## About this exercise
In your copy, each record should read exactly as it does below, and no pictures should be present.

## Records

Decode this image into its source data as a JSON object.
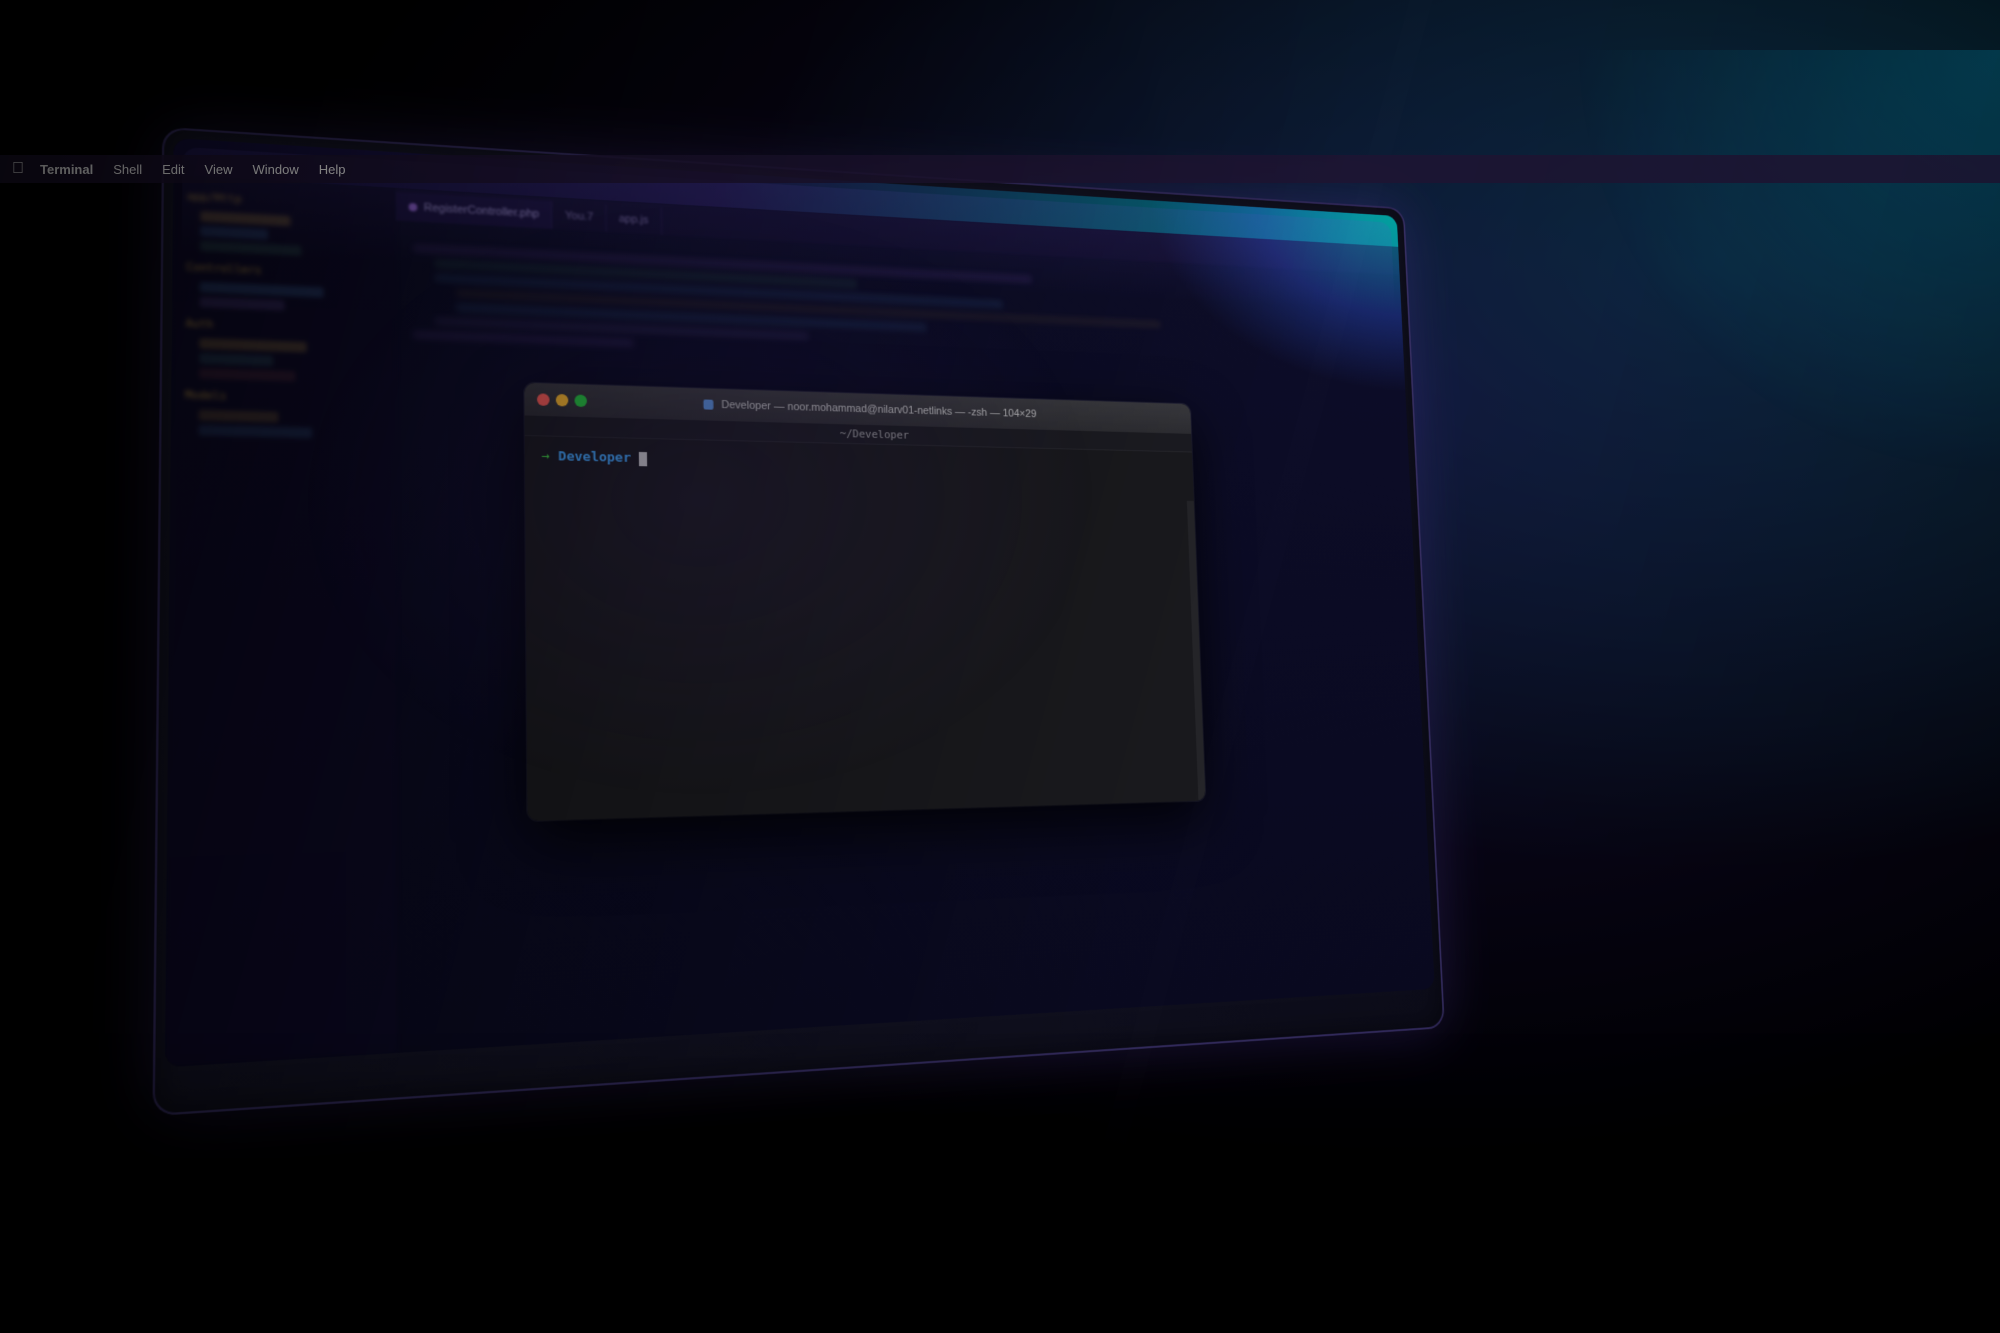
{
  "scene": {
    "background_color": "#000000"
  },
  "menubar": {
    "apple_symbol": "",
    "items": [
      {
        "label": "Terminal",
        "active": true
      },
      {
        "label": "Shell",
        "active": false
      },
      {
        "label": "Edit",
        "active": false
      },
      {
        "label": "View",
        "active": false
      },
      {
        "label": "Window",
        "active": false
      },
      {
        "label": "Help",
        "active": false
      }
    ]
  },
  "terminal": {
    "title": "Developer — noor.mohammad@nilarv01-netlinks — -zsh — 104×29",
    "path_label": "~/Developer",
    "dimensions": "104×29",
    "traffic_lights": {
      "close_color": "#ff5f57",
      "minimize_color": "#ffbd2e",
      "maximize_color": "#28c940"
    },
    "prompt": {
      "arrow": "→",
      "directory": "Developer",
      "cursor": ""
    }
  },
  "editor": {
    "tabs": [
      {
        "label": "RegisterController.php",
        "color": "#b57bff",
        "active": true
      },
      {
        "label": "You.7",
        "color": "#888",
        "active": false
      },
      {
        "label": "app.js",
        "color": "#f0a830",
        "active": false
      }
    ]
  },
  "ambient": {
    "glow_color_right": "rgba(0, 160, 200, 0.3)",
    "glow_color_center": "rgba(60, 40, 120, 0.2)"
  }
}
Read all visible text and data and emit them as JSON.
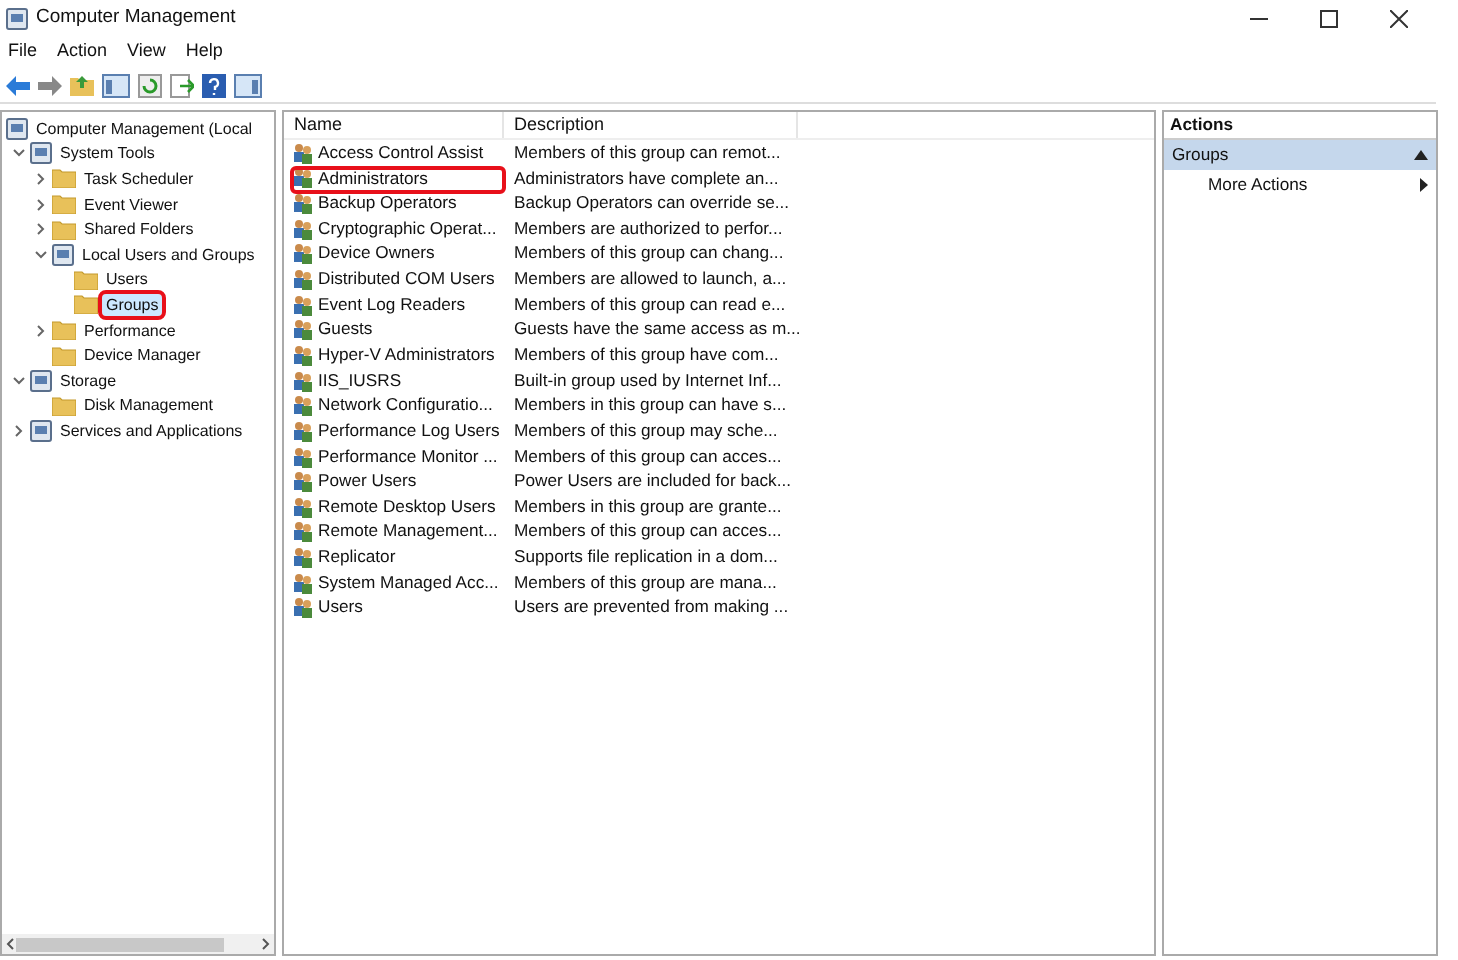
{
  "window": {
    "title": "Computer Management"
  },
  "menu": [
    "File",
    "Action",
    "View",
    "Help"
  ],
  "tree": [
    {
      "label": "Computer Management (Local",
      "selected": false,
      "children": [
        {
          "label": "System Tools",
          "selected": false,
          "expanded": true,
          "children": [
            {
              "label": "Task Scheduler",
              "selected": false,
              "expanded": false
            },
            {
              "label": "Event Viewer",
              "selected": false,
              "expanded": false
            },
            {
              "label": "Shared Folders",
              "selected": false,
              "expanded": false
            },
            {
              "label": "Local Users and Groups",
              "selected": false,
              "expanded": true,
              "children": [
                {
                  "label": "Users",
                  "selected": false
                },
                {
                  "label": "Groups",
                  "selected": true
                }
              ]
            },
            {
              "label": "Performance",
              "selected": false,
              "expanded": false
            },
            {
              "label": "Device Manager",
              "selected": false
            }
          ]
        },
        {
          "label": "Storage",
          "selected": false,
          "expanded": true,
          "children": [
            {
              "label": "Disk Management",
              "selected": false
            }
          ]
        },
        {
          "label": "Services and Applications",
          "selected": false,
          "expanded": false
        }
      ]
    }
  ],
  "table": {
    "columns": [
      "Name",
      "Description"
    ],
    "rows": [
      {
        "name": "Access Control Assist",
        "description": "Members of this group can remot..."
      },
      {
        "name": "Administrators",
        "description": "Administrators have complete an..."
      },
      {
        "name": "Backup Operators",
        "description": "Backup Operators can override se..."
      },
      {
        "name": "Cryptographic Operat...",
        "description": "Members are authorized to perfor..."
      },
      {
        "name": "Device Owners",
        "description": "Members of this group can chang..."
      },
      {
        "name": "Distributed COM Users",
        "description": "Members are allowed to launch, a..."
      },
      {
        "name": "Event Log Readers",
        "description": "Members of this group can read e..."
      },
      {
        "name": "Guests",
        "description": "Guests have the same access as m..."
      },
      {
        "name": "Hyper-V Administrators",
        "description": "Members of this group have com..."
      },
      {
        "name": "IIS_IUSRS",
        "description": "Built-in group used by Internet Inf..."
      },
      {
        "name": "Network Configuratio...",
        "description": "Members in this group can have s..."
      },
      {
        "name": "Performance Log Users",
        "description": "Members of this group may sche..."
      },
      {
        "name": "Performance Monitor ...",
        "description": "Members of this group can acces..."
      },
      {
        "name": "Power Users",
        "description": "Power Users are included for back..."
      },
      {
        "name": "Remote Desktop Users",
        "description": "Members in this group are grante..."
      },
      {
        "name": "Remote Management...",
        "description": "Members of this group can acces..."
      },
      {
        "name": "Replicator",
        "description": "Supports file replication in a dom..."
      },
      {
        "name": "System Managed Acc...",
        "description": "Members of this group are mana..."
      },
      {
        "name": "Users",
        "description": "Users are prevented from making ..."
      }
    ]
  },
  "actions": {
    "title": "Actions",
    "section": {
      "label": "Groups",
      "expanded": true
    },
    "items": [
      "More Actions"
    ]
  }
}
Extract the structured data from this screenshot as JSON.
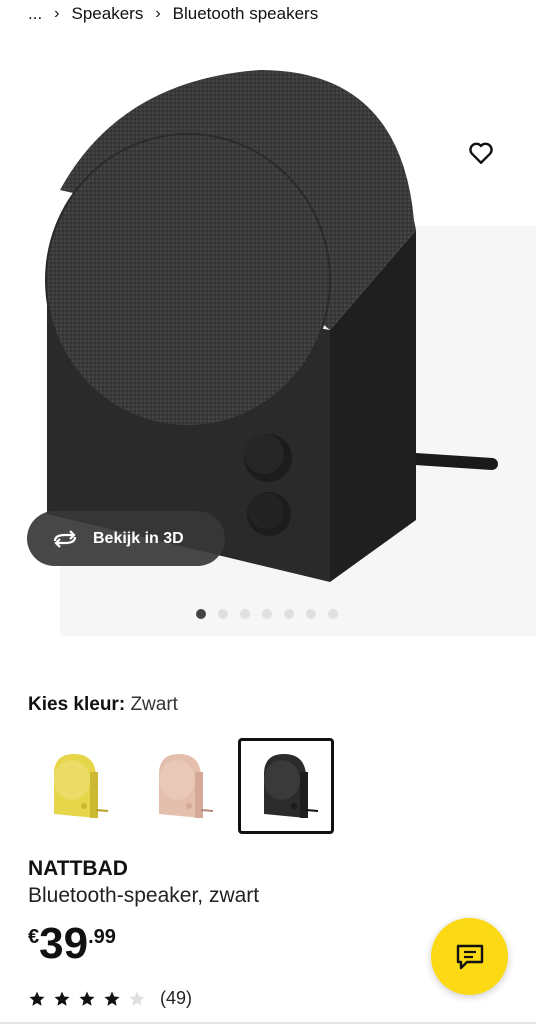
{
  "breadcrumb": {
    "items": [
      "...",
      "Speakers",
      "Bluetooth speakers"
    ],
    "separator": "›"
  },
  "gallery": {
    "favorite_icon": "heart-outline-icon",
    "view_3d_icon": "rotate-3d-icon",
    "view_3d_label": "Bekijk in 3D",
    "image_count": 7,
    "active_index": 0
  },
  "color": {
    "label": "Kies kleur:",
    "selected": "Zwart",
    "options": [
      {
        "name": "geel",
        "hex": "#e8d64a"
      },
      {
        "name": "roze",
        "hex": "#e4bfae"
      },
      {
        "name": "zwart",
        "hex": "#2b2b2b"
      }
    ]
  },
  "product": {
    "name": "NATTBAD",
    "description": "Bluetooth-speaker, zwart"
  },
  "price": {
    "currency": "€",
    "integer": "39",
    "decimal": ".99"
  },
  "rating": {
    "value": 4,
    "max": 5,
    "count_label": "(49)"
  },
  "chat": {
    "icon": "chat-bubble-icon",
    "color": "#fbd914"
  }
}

## Answer space
Decode this image into its source data as a JSON object.
{
  "scene": {
    "background_color": "#000000"
  },
  "menubar": {
    "apple_symbol": "",
    "items": [
      {
        "label": "Terminal",
        "active": true
      },
      {
        "label": "Shell",
        "active": false
      },
      {
        "label": "Edit",
        "active": false
      },
      {
        "label": "View",
        "active": false
      },
      {
        "label": "Window",
        "active": false
      },
      {
        "label": "Help",
        "active": false
      }
    ]
  },
  "terminal": {
    "title": "Developer — noor.mohammad@nilarv01-netlinks — -zsh — 104×29",
    "path_label": "~/Developer",
    "dimensions": "104×29",
    "traffic_lights": {
      "close_color": "#ff5f57",
      "minimize_color": "#ffbd2e",
      "maximize_color": "#28c940"
    },
    "prompt": {
      "arrow": "→",
      "directory": "Developer",
      "cursor": ""
    }
  },
  "editor": {
    "tabs": [
      {
        "label": "RegisterController.php",
        "color": "#b57bff",
        "active": true
      },
      {
        "label": "You.7",
        "color": "#888",
        "active": false
      },
      {
        "label": "app.js",
        "color": "#f0a830",
        "active": false
      }
    ]
  },
  "ambient": {
    "glow_color_right": "rgba(0, 160, 200, 0.3)",
    "glow_color_center": "rgba(60, 40, 120, 0.2)"
  }
}
Read all visible text and data and emit them as JSON.
{
  "window": {
    "title": "Computer Management"
  },
  "menu": [
    "File",
    "Action",
    "View",
    "Help"
  ],
  "tree": [
    {
      "label": "Computer Management (Local",
      "selected": false,
      "children": [
        {
          "label": "System Tools",
          "selected": false,
          "expanded": true,
          "children": [
            {
              "label": "Task Scheduler",
              "selected": false,
              "expanded": false
            },
            {
              "label": "Event Viewer",
              "selected": false,
              "expanded": false
            },
            {
              "label": "Shared Folders",
              "selected": false,
              "expanded": false
            },
            {
              "label": "Local Users and Groups",
              "selected": false,
              "expanded": true,
              "children": [
                {
                  "label": "Users",
                  "selected": false
                },
                {
                  "label": "Groups",
                  "selected": true
                }
              ]
            },
            {
              "label": "Performance",
              "selected": false,
              "expanded": false
            },
            {
              "label": "Device Manager",
              "selected": false
            }
          ]
        },
        {
          "label": "Storage",
          "selected": false,
          "expanded": true,
          "children": [
            {
              "label": "Disk Management",
              "selected": false
            }
          ]
        },
        {
          "label": "Services and Applications",
          "selected": false,
          "expanded": false
        }
      ]
    }
  ],
  "table": {
    "columns": [
      "Name",
      "Description"
    ],
    "rows": [
      {
        "name": "Access Control Assist",
        "description": "Members of this group can remot..."
      },
      {
        "name": "Administrators",
        "description": "Administrators have complete an..."
      },
      {
        "name": "Backup Operators",
        "description": "Backup Operators can override se..."
      },
      {
        "name": "Cryptographic Operat...",
        "description": "Members are authorized to perfor..."
      },
      {
        "name": "Device Owners",
        "description": "Members of this group can chang..."
      },
      {
        "name": "Distributed COM Users",
        "description": "Members are allowed to launch, a..."
      },
      {
        "name": "Event Log Readers",
        "description": "Members of this group can read e..."
      },
      {
        "name": "Guests",
        "description": "Guests have the same access as m..."
      },
      {
        "name": "Hyper-V Administrators",
        "description": "Members of this group have com..."
      },
      {
        "name": "IIS_IUSRS",
        "description": "Built-in group used by Internet Inf..."
      },
      {
        "name": "Network Configuratio...",
        "description": "Members in this group can have s..."
      },
      {
        "name": "Performance Log Users",
        "description": "Members of this group may sche..."
      },
      {
        "name": "Performance Monitor ...",
        "description": "Members of this group can acces..."
      },
      {
        "name": "Power Users",
        "description": "Power Users are included for back..."
      },
      {
        "name": "Remote Desktop Users",
        "description": "Members in this group are grante..."
      },
      {
        "name": "Remote Management...",
        "description": "Members of this group can acces..."
      },
      {
        "name": "Replicator",
        "description": "Supports file replication in a dom..."
      },
      {
        "name": "System Managed Acc...",
        "description": "Members of this group are mana..."
      },
      {
        "name": "Users",
        "description": "Users are prevented from making ..."
      }
    ]
  },
  "actions": {
    "title": "Actions",
    "section": {
      "label": "Groups",
      "expanded": true
    },
    "items": [
      "More Actions"
    ]
  }
}
Extract the structured data from this screenshot as JSON.
{
  "breadcrumb": {
    "items": [
      "...",
      "Speakers",
      "Bluetooth speakers"
    ],
    "separator": "›"
  },
  "gallery": {
    "favorite_icon": "heart-outline-icon",
    "view_3d_icon": "rotate-3d-icon",
    "view_3d_label": "Bekijk in 3D",
    "image_count": 7,
    "active_index": 0
  },
  "color": {
    "label": "Kies kleur:",
    "selected": "Zwart",
    "options": [
      {
        "name": "geel",
        "hex": "#e8d64a"
      },
      {
        "name": "roze",
        "hex": "#e4bfae"
      },
      {
        "name": "zwart",
        "hex": "#2b2b2b"
      }
    ]
  },
  "product": {
    "name": "NATTBAD",
    "description": "Bluetooth-speaker, zwart"
  },
  "price": {
    "currency": "€",
    "integer": "39",
    "decimal": ".99"
  },
  "rating": {
    "value": 4,
    "max": 5,
    "count_label": "(49)"
  },
  "chat": {
    "icon": "chat-bubble-icon",
    "color": "#fbd914"
  }
}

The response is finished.